Start of EXTRACTED INFORMATION

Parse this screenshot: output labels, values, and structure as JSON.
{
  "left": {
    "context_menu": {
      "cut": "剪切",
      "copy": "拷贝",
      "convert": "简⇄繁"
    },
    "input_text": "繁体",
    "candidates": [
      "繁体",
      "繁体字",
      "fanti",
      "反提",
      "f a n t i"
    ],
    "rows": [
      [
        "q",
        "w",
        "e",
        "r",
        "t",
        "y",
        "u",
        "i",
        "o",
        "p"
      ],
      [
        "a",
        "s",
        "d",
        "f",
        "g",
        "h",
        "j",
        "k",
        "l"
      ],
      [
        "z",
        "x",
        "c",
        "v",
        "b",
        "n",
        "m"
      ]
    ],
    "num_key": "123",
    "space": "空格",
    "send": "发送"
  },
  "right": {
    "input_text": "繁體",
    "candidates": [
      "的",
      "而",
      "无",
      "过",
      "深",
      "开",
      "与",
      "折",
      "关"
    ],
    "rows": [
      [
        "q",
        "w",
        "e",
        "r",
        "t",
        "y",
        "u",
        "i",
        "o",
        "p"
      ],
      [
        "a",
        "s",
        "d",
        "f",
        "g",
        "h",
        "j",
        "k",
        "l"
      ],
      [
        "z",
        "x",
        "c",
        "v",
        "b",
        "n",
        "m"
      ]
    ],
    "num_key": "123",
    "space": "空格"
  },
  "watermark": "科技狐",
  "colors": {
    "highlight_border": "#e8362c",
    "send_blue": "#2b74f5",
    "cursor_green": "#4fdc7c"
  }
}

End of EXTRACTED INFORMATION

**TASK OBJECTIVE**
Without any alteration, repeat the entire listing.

**COMPLETED TASK**
Parse this screenshot: output labels, values, and structure as JSON.
{
  "left": {
    "context_menu": {
      "cut": "剪切",
      "copy": "拷贝",
      "convert": "简⇄繁"
    },
    "input_text": "繁体",
    "candidates": [
      "繁体",
      "繁体字",
      "fanti",
      "反提",
      "f a n t i"
    ],
    "rows": [
      [
        "q",
        "w",
        "e",
        "r",
        "t",
        "y",
        "u",
        "i",
        "o",
        "p"
      ],
      [
        "a",
        "s",
        "d",
        "f",
        "g",
        "h",
        "j",
        "k",
        "l"
      ],
      [
        "z",
        "x",
        "c",
        "v",
        "b",
        "n",
        "m"
      ]
    ],
    "num_key": "123",
    "space": "空格",
    "send": "发送"
  },
  "right": {
    "input_text": "繁體",
    "candidates": [
      "的",
      "而",
      "无",
      "过",
      "深",
      "开",
      "与",
      "折",
      "关"
    ],
    "rows": [
      [
        "q",
        "w",
        "e",
        "r",
        "t",
        "y",
        "u",
        "i",
        "o",
        "p"
      ],
      [
        "a",
        "s",
        "d",
        "f",
        "g",
        "h",
        "j",
        "k",
        "l"
      ],
      [
        "z",
        "x",
        "c",
        "v",
        "b",
        "n",
        "m"
      ]
    ],
    "num_key": "123",
    "space": "空格"
  },
  "watermark": "科技狐",
  "colors": {
    "highlight_border": "#e8362c",
    "send_blue": "#2b74f5",
    "cursor_green": "#4fdc7c"
  }
}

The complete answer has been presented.